# Task
Search the material below for the string "name". Return every line that holds it.

========================

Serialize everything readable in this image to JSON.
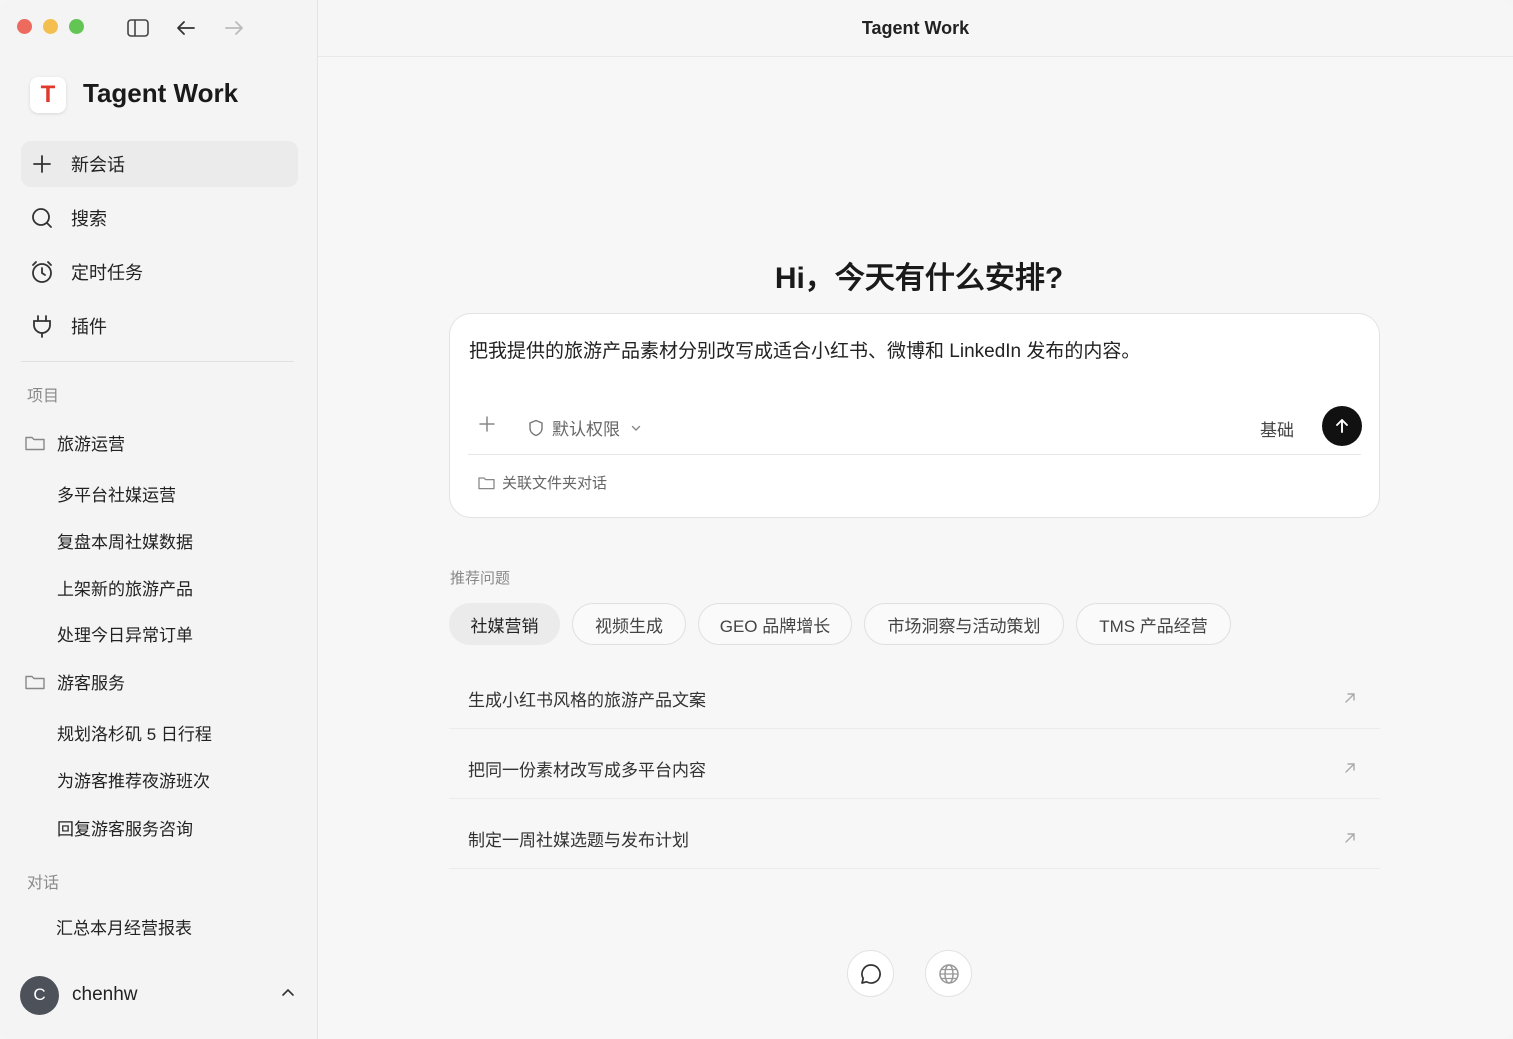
{
  "window": {
    "title": "Tagent Work"
  },
  "sidebar": {
    "brand": "Tagent Work",
    "logo_letter": "T",
    "nav": [
      {
        "label": "新会话",
        "icon": "plus-icon"
      },
      {
        "label": "搜索",
        "icon": "search-icon"
      },
      {
        "label": "定时任务",
        "icon": "alarm-clock-icon"
      },
      {
        "label": "插件",
        "icon": "plug-icon"
      }
    ],
    "projects_label": "项目",
    "projects": [
      {
        "name": "旅游运营",
        "items": [
          "多平台社媒运营",
          "复盘本周社媒数据",
          "上架新的旅游产品",
          "处理今日异常订单"
        ]
      },
      {
        "name": "游客服务",
        "items": [
          "规划洛杉矶 5 日行程",
          "为游客推荐夜游班次",
          "回复游客服务咨询"
        ]
      }
    ],
    "conversations_label": "对话",
    "conversations": [
      "汇总本月经营报表"
    ],
    "user": {
      "initial": "C",
      "name": "chenhw"
    }
  },
  "main": {
    "greeting": "Hi，今天有什么安排?",
    "composer": {
      "text": "把我提供的旅游产品素材分别改写成适合小红书、微博和 LinkedIn 发布的内容。",
      "permission": "默认权限",
      "mode": "基础",
      "link_folder": "关联文件夹对话"
    },
    "suggest_label": "推荐问题",
    "chips": [
      "社媒营销",
      "视频生成",
      "GEO 品牌增长",
      "市场洞察与活动策划",
      "TMS 产品经营"
    ],
    "suggestions": [
      "生成小红书风格的旅游产品文案",
      "把同一份素材改写成多平台内容",
      "制定一周社媒选题与发布计划"
    ]
  }
}
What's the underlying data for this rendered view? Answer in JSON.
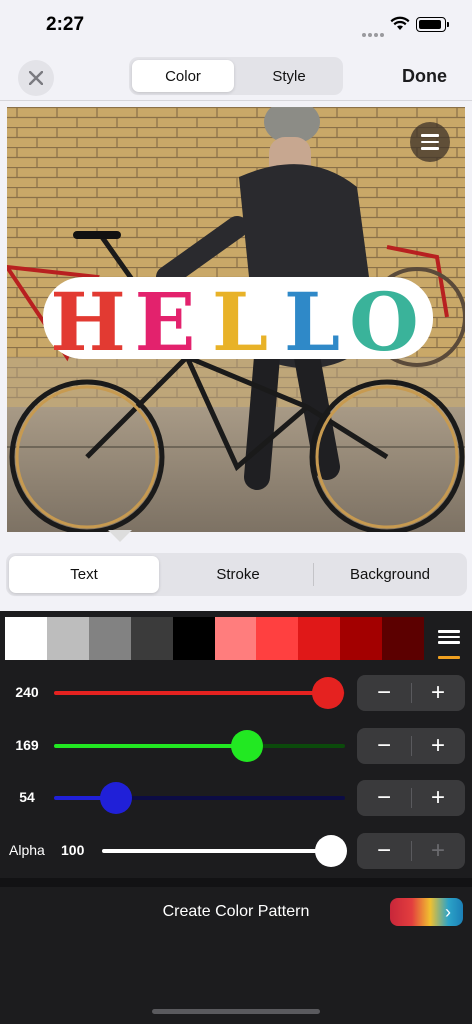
{
  "status_bar": {
    "time": "2:27"
  },
  "nav": {
    "tabs": [
      {
        "label": "Color",
        "active": true
      },
      {
        "label": "Style",
        "active": false
      }
    ],
    "done_label": "Done"
  },
  "canvas": {
    "sticker_text": "HELLO",
    "letter_colors": [
      "#e23a32",
      "#e3226d",
      "#e8b228",
      "#2f89c8",
      "#3ab39a"
    ]
  },
  "sub_tabs": [
    {
      "label": "Text",
      "active": true
    },
    {
      "label": "Stroke",
      "active": false
    },
    {
      "label": "Background",
      "active": false
    }
  ],
  "swatches": [
    "#ffffff",
    "#bdbdbd",
    "#828282",
    "#3b3b3b",
    "#000000",
    "#ff7d7d",
    "#ff4040",
    "#e01818",
    "#a30000",
    "#5c0000"
  ],
  "sliders": {
    "red": {
      "label": "240",
      "value": 240,
      "max": 255,
      "color": "#e52220",
      "track_rest": "#4a1010"
    },
    "green": {
      "label": "169",
      "value": 169,
      "max": 255,
      "color": "#22e822",
      "track_rest": "#0b4a0b"
    },
    "blue": {
      "label": "54",
      "value": 54,
      "max": 255,
      "color": "#2020d8",
      "track_rest": "#0c0c44"
    },
    "alpha": {
      "label": "Alpha",
      "value_label": "100",
      "value": 100,
      "max": 100,
      "color": "#ffffff"
    }
  },
  "stepper": {
    "minus": "−",
    "plus": "+"
  },
  "pattern": {
    "label": "Create Color Pattern"
  }
}
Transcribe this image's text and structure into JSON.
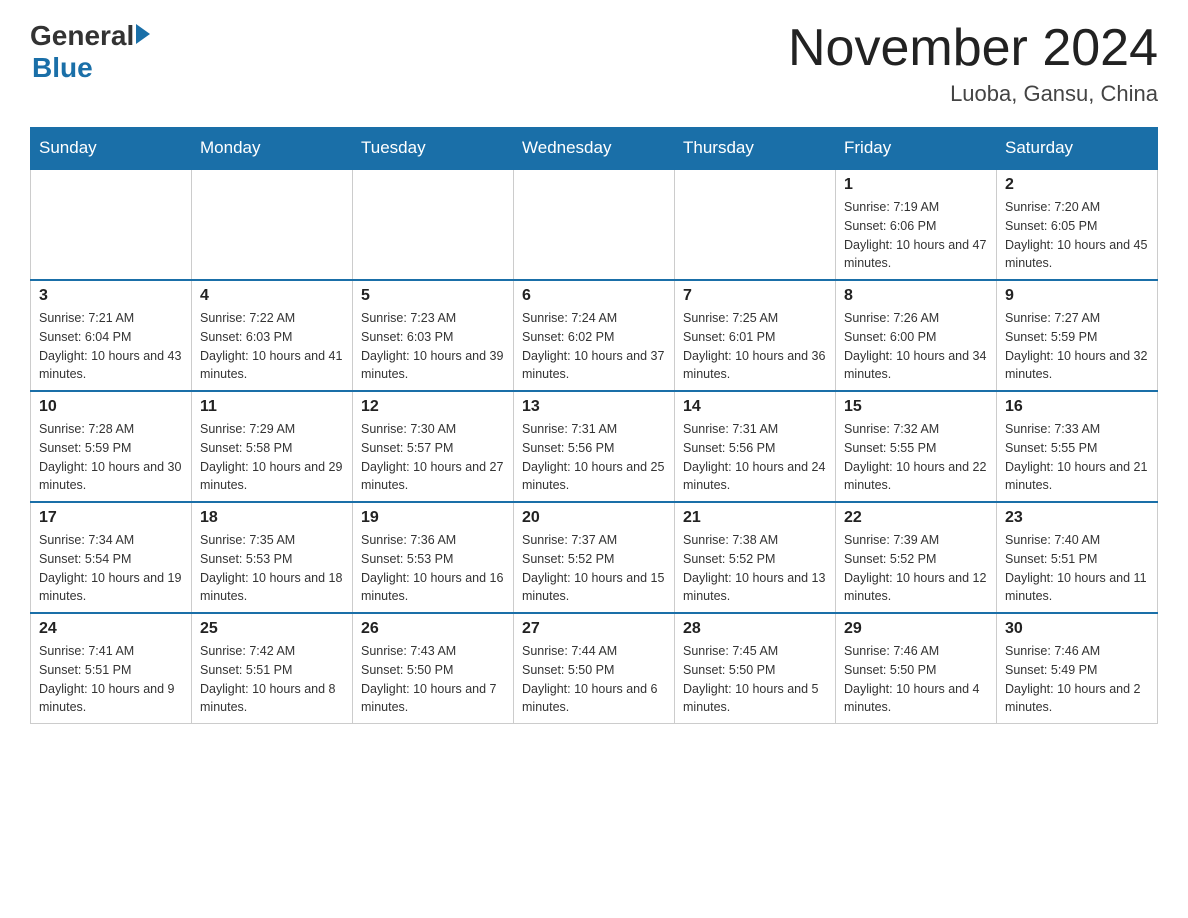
{
  "header": {
    "logo_general": "General",
    "logo_blue": "Blue",
    "month_title": "November 2024",
    "location": "Luoba, Gansu, China"
  },
  "days_of_week": [
    "Sunday",
    "Monday",
    "Tuesday",
    "Wednesday",
    "Thursday",
    "Friday",
    "Saturday"
  ],
  "weeks": [
    [
      {
        "day": "",
        "info": ""
      },
      {
        "day": "",
        "info": ""
      },
      {
        "day": "",
        "info": ""
      },
      {
        "day": "",
        "info": ""
      },
      {
        "day": "",
        "info": ""
      },
      {
        "day": "1",
        "info": "Sunrise: 7:19 AM\nSunset: 6:06 PM\nDaylight: 10 hours and 47 minutes."
      },
      {
        "day": "2",
        "info": "Sunrise: 7:20 AM\nSunset: 6:05 PM\nDaylight: 10 hours and 45 minutes."
      }
    ],
    [
      {
        "day": "3",
        "info": "Sunrise: 7:21 AM\nSunset: 6:04 PM\nDaylight: 10 hours and 43 minutes."
      },
      {
        "day": "4",
        "info": "Sunrise: 7:22 AM\nSunset: 6:03 PM\nDaylight: 10 hours and 41 minutes."
      },
      {
        "day": "5",
        "info": "Sunrise: 7:23 AM\nSunset: 6:03 PM\nDaylight: 10 hours and 39 minutes."
      },
      {
        "day": "6",
        "info": "Sunrise: 7:24 AM\nSunset: 6:02 PM\nDaylight: 10 hours and 37 minutes."
      },
      {
        "day": "7",
        "info": "Sunrise: 7:25 AM\nSunset: 6:01 PM\nDaylight: 10 hours and 36 minutes."
      },
      {
        "day": "8",
        "info": "Sunrise: 7:26 AM\nSunset: 6:00 PM\nDaylight: 10 hours and 34 minutes."
      },
      {
        "day": "9",
        "info": "Sunrise: 7:27 AM\nSunset: 5:59 PM\nDaylight: 10 hours and 32 minutes."
      }
    ],
    [
      {
        "day": "10",
        "info": "Sunrise: 7:28 AM\nSunset: 5:59 PM\nDaylight: 10 hours and 30 minutes."
      },
      {
        "day": "11",
        "info": "Sunrise: 7:29 AM\nSunset: 5:58 PM\nDaylight: 10 hours and 29 minutes."
      },
      {
        "day": "12",
        "info": "Sunrise: 7:30 AM\nSunset: 5:57 PM\nDaylight: 10 hours and 27 minutes."
      },
      {
        "day": "13",
        "info": "Sunrise: 7:31 AM\nSunset: 5:56 PM\nDaylight: 10 hours and 25 minutes."
      },
      {
        "day": "14",
        "info": "Sunrise: 7:31 AM\nSunset: 5:56 PM\nDaylight: 10 hours and 24 minutes."
      },
      {
        "day": "15",
        "info": "Sunrise: 7:32 AM\nSunset: 5:55 PM\nDaylight: 10 hours and 22 minutes."
      },
      {
        "day": "16",
        "info": "Sunrise: 7:33 AM\nSunset: 5:55 PM\nDaylight: 10 hours and 21 minutes."
      }
    ],
    [
      {
        "day": "17",
        "info": "Sunrise: 7:34 AM\nSunset: 5:54 PM\nDaylight: 10 hours and 19 minutes."
      },
      {
        "day": "18",
        "info": "Sunrise: 7:35 AM\nSunset: 5:53 PM\nDaylight: 10 hours and 18 minutes."
      },
      {
        "day": "19",
        "info": "Sunrise: 7:36 AM\nSunset: 5:53 PM\nDaylight: 10 hours and 16 minutes."
      },
      {
        "day": "20",
        "info": "Sunrise: 7:37 AM\nSunset: 5:52 PM\nDaylight: 10 hours and 15 minutes."
      },
      {
        "day": "21",
        "info": "Sunrise: 7:38 AM\nSunset: 5:52 PM\nDaylight: 10 hours and 13 minutes."
      },
      {
        "day": "22",
        "info": "Sunrise: 7:39 AM\nSunset: 5:52 PM\nDaylight: 10 hours and 12 minutes."
      },
      {
        "day": "23",
        "info": "Sunrise: 7:40 AM\nSunset: 5:51 PM\nDaylight: 10 hours and 11 minutes."
      }
    ],
    [
      {
        "day": "24",
        "info": "Sunrise: 7:41 AM\nSunset: 5:51 PM\nDaylight: 10 hours and 9 minutes."
      },
      {
        "day": "25",
        "info": "Sunrise: 7:42 AM\nSunset: 5:51 PM\nDaylight: 10 hours and 8 minutes."
      },
      {
        "day": "26",
        "info": "Sunrise: 7:43 AM\nSunset: 5:50 PM\nDaylight: 10 hours and 7 minutes."
      },
      {
        "day": "27",
        "info": "Sunrise: 7:44 AM\nSunset: 5:50 PM\nDaylight: 10 hours and 6 minutes."
      },
      {
        "day": "28",
        "info": "Sunrise: 7:45 AM\nSunset: 5:50 PM\nDaylight: 10 hours and 5 minutes."
      },
      {
        "day": "29",
        "info": "Sunrise: 7:46 AM\nSunset: 5:50 PM\nDaylight: 10 hours and 4 minutes."
      },
      {
        "day": "30",
        "info": "Sunrise: 7:46 AM\nSunset: 5:49 PM\nDaylight: 10 hours and 2 minutes."
      }
    ]
  ]
}
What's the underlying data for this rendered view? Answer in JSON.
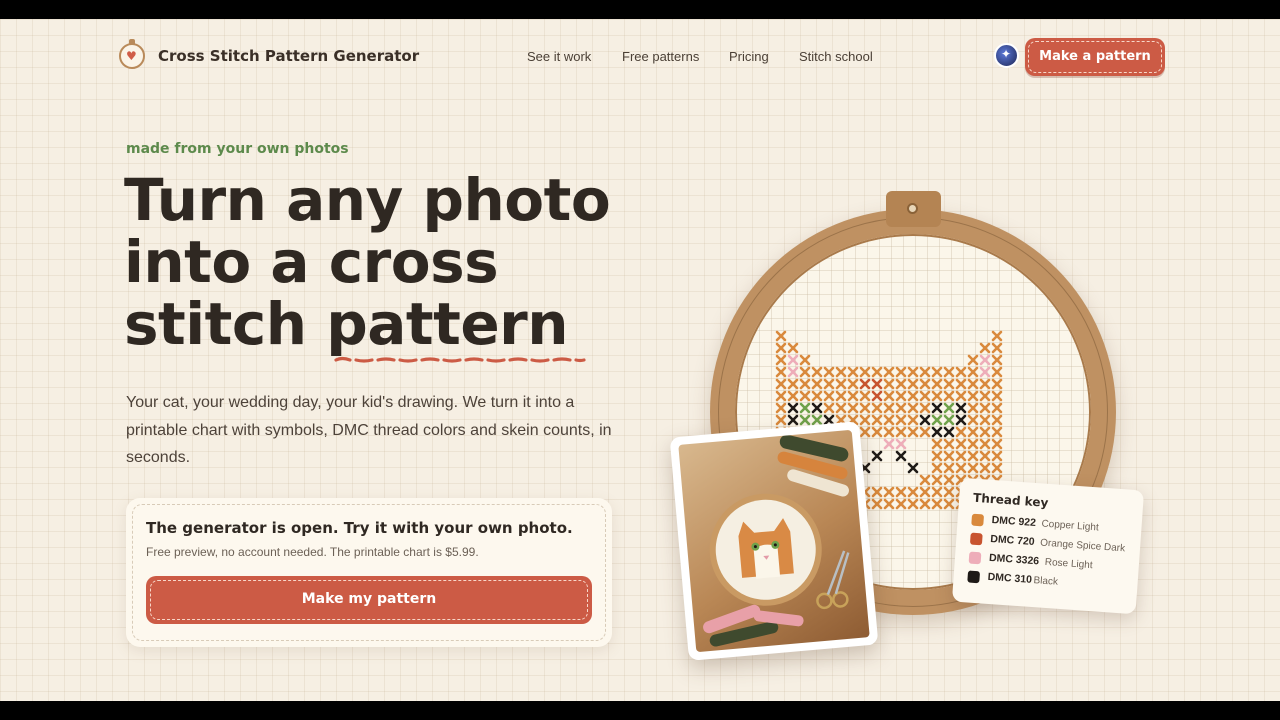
{
  "header": {
    "brand": "Cross Stitch Pattern Generator",
    "nav": [
      "See it work",
      "Free patterns",
      "Pricing",
      "Stitch school"
    ],
    "cta_label": "Make a pattern"
  },
  "hero": {
    "eyebrow": "made from your own photos",
    "headline_line1": "Turn any photo",
    "headline_line2": "into a cross",
    "headline_line3_prefix": "stitch ",
    "headline_line3_emph": "pattern",
    "lede": "Your cat, your wedding day, your kid's drawing. We turn it into a printable chart with symbols, DMC thread colors and skein counts, in seconds."
  },
  "generator_card": {
    "title": "The generator is open. Try it with your own photo.",
    "subtitle": "Free preview, no account needed. The printable chart is $5.99.",
    "button_label": "Make my pattern"
  },
  "thread_key": {
    "title": "Thread key",
    "threads": [
      {
        "code": "DMC 922",
        "name": "Copper Light",
        "color": "#d9893c"
      },
      {
        "code": "DMC 720",
        "name": "Orange Spice Dark",
        "color": "#c8542f"
      },
      {
        "code": "DMC 3326",
        "name": "Rose Light",
        "color": "#eeadb9"
      },
      {
        "code": "DMC 310",
        "name": "Black",
        "color": "#1e1a17"
      }
    ]
  },
  "colors": {
    "accent": "#cc5b45",
    "eyebrow_green": "#5d8a4c",
    "text_dark": "#2f2822",
    "background": "#f6efe3"
  },
  "icons": {
    "logo": "heart-hoop-icon",
    "avatar": "astronaut-avatar"
  }
}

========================

# Answer box
        "name": "旅游运营",
        "name": "游客服务",
      "name": "chenhw"
        "name": "Copper Light",
        "name": "Orange Spice Dark",
        "name": "Rose Light",
        "name": "Black",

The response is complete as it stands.